The power of practical lighting is the most underrated aspect of design. The placement and style of fittings are important for creating the visual style of each set and this department is sometimes overlooked when preparing a budget. Having effective communication between designer, director of photography, gaffer and the practical LX team is essential to ensure that light fittings are working for all involved.
In your Focus on the Filmmaker SQ spotlight in 2020 you anticipated a move towards emerging digital technologies changing the film and design landscape. In the time since, have you seen a change in the way design is approached for a project?

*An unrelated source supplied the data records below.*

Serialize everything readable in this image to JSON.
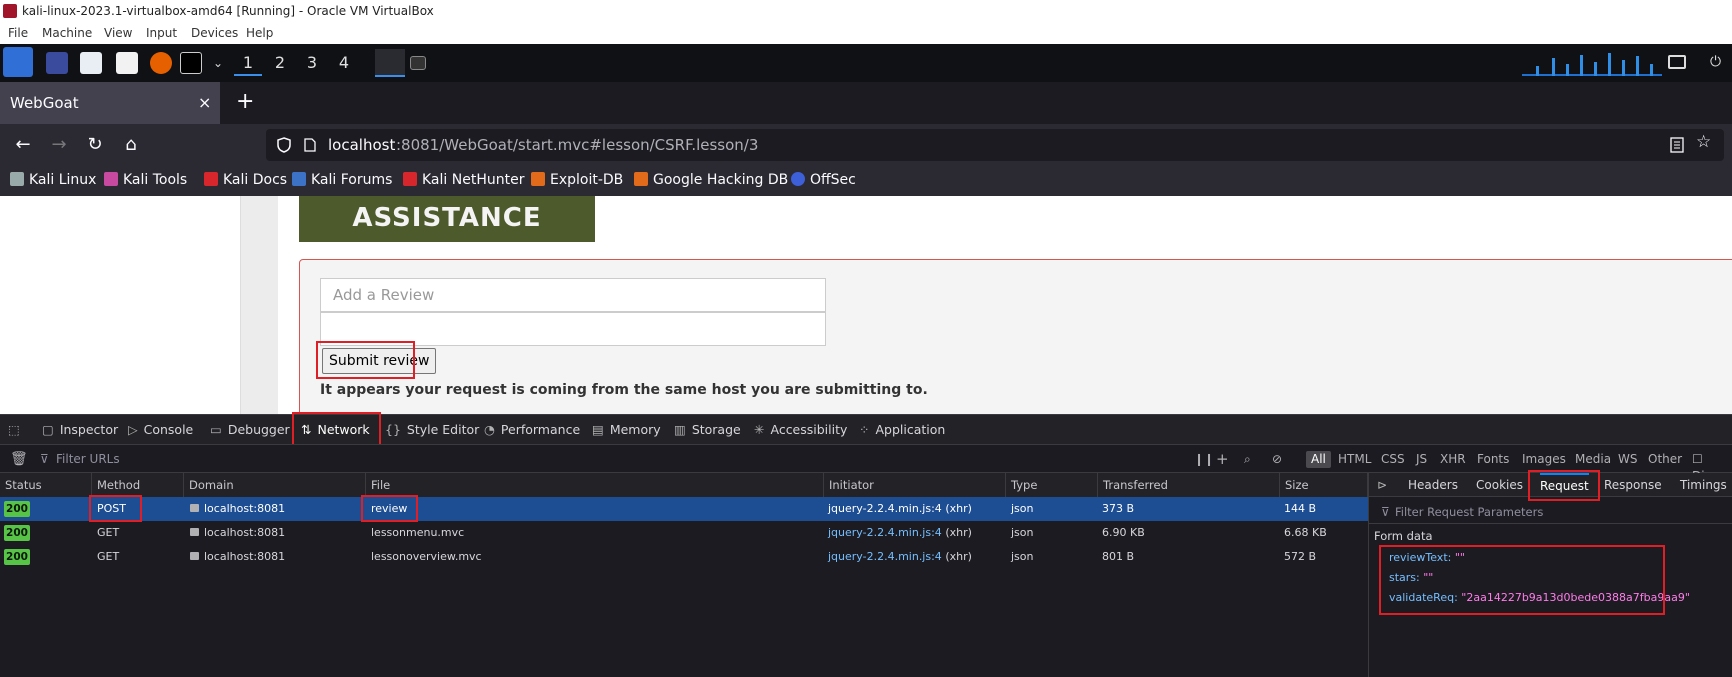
{
  "vbox": {
    "title": "kali-linux-2023.1-virtualbox-amd64 [Running] - Oracle VM VirtualBox",
    "menu": [
      "File",
      "Machine",
      "View",
      "Input",
      "Devices",
      "Help"
    ]
  },
  "panel": {
    "workspaces": [
      "1",
      "2",
      "3",
      "4"
    ]
  },
  "browser": {
    "tab_title": "WebGoat",
    "tab_close": "×",
    "new_tab": "+",
    "url_host": "localhost",
    "url_rest": ":8081/WebGoat/start.mvc#lesson/CSRF.lesson/3",
    "bookmarks": [
      "Kali Linux",
      "Kali Tools",
      "Kali Docs",
      "Kali Forums",
      "Kali NetHunter",
      "Exploit-DB",
      "Google Hacking DB",
      "OffSec"
    ]
  },
  "page": {
    "assist_text": "ASSISTANCE",
    "review_placeholder": "Add a Review",
    "submit_label": "Submit review",
    "message": "It appears your request is coming from the same host you are submitting to."
  },
  "devtools": {
    "tabs": [
      "Inspector",
      "Console",
      "Debugger",
      "Network",
      "Style Editor",
      "Performance",
      "Memory",
      "Storage",
      "Accessibility",
      "Application"
    ],
    "filter_placeholder": "Filter URLs",
    "type_filters": [
      "All",
      "HTML",
      "CSS",
      "JS",
      "XHR",
      "Fonts",
      "Images",
      "Media",
      "WS",
      "Other"
    ],
    "disable_label": "Disa",
    "columns": [
      "Status",
      "Method",
      "Domain",
      "File",
      "Initiator",
      "Type",
      "Transferred",
      "Size"
    ],
    "rows": [
      {
        "status": "200",
        "method": "POST",
        "domain": "localhost:8081",
        "file": "review",
        "initiator_link": "jquery-2.2.4.min.js:4",
        "initiator_suffix": "(xhr)",
        "type": "json",
        "transferred": "373 B",
        "size": "144 B"
      },
      {
        "status": "200",
        "method": "GET",
        "domain": "localhost:8081",
        "file": "lessonmenu.mvc",
        "initiator_link": "jquery-2.2.4.min.js:4",
        "initiator_suffix": "(xhr)",
        "type": "json",
        "transferred": "6.90 KB",
        "size": "6.68 KB"
      },
      {
        "status": "200",
        "method": "GET",
        "domain": "localhost:8081",
        "file": "lessonoverview.mvc",
        "initiator_link": "jquery-2.2.4.min.js:4",
        "initiator_suffix": "(xhr)",
        "type": "json",
        "transferred": "801 B",
        "size": "572 B"
      }
    ],
    "side_tabs": [
      "Headers",
      "Cookies",
      "Request",
      "Response",
      "Timings"
    ],
    "param_filter_placeholder": "Filter Request Parameters",
    "form_data_label": "Form data",
    "form_data": [
      {
        "key": "reviewText:",
        "value": "\"\""
      },
      {
        "key": "stars:",
        "value": "\"\""
      },
      {
        "key": "validateReq:",
        "value": "\"2aa14227b9a13d0bede0388a7fba9aa9\""
      }
    ]
  }
}
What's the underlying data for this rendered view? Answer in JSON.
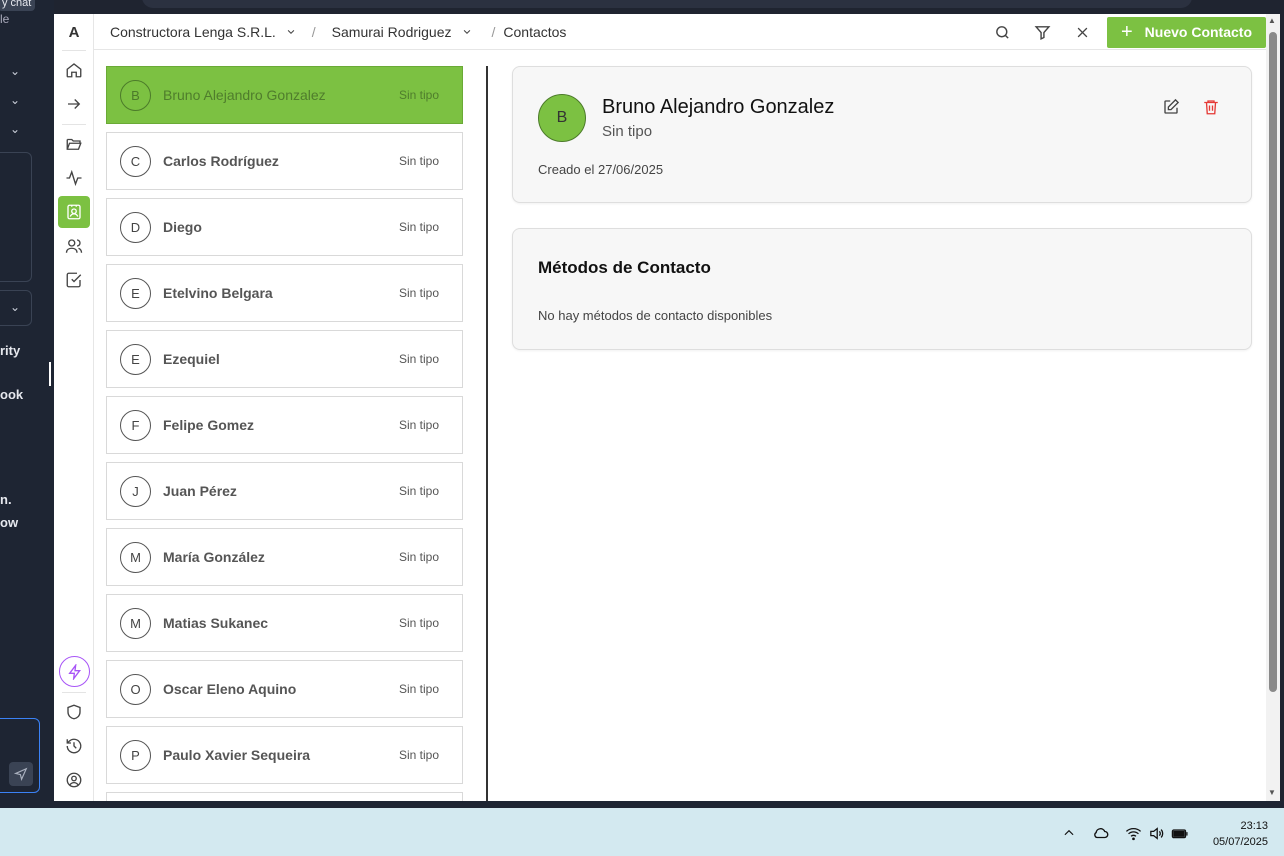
{
  "left_panel": {
    "fragments": [
      "y chat",
      "le",
      "rity",
      "ook",
      "n.",
      "ow"
    ]
  },
  "header": {
    "breadcrumb": [
      {
        "label": "Constructora Lenga S.R.L.",
        "has_dropdown": true
      },
      {
        "label": "Samurai Rodriguez",
        "has_dropdown": true
      },
      {
        "label": "Contactos",
        "has_dropdown": false
      }
    ],
    "separator": "/",
    "new_contact_label": "Nuevo Contacto",
    "new_contact_plus": "+"
  },
  "rail": {
    "logo": "A",
    "items": [
      "home-icon",
      "arrow-right-icon",
      "folder-open-icon",
      "activity-icon",
      "contacts-icon",
      "users-icon",
      "check-square-icon"
    ],
    "active": "contacts-icon",
    "bottom": [
      "bolt-icon",
      "shield-icon",
      "history-icon",
      "user-circle-icon"
    ]
  },
  "contacts": [
    {
      "initial": "B",
      "name": "Bruno Alejandro Gonzalez",
      "type": "Sin tipo",
      "selected": true
    },
    {
      "initial": "C",
      "name": "Carlos Rodríguez",
      "type": "Sin tipo"
    },
    {
      "initial": "D",
      "name": "Diego",
      "type": "Sin tipo"
    },
    {
      "initial": "E",
      "name": "Etelvino Belgara",
      "type": "Sin tipo"
    },
    {
      "initial": "E",
      "name": "Ezequiel",
      "type": "Sin tipo"
    },
    {
      "initial": "F",
      "name": "Felipe Gomez",
      "type": "Sin tipo"
    },
    {
      "initial": "J",
      "name": "Juan Pérez",
      "type": "Sin tipo"
    },
    {
      "initial": "M",
      "name": "María González",
      "type": "Sin tipo"
    },
    {
      "initial": "M",
      "name": "Matias Sukanec",
      "type": "Sin tipo"
    },
    {
      "initial": "O",
      "name": "Oscar Eleno Aquino",
      "type": "Sin tipo"
    },
    {
      "initial": "P",
      "name": "Paulo Xavier Sequeira",
      "type": "Sin tipo"
    },
    {
      "initial": "",
      "name": "",
      "type": ""
    }
  ],
  "detail": {
    "initial": "B",
    "name": "Bruno Alejandro Gonzalez",
    "type": "Sin tipo",
    "created": "Creado el 27/06/2025",
    "methods_title": "Métodos de Contacto",
    "methods_empty": "No hay métodos de contacto disponibles"
  },
  "colors": {
    "accent": "#7cc142",
    "delete": "#e53935",
    "bolt": "#a855f7"
  },
  "taskbar": {
    "time": "23:13",
    "date": "05/07/2025",
    "tray": [
      "chevron-up-icon",
      "cloud-icon",
      "wifi-icon",
      "volume-icon",
      "battery-icon"
    ]
  }
}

The technology behind LED walls and ‘volume’ studios is beginning to make an impact here in Australia. We are starting with small steps now, like sim trav, but bigger things are around the corner. We still need a few years to get our heads around the processes and workflow. Designing the postproduction elements up front to have them ready for principal photography means longer preproduction periods and more crew in the beginning. Also, as the tech develops, we need to train the technicians to use it. Generally, this advancement has changed postproduction more so than the design process.
What may change the design approach is the integration of A.I. It’s going to be interesting to see how AI can be used conceptually and in development. Luckily, we will still need designers to translate these concepts into real world sets and environments—phew!
What is some good career advice you have received that has stayed with you through the years?
A designer once told me that everything in the frame has been chosen to be there and should be adding to the narrative. Now, whenever I look at a set or location and the staging of that space, I always ask what the role of each aspect is and how it adds to the story or character. I think this way of thinking has helped me focus on the relevance and importance of set decoration.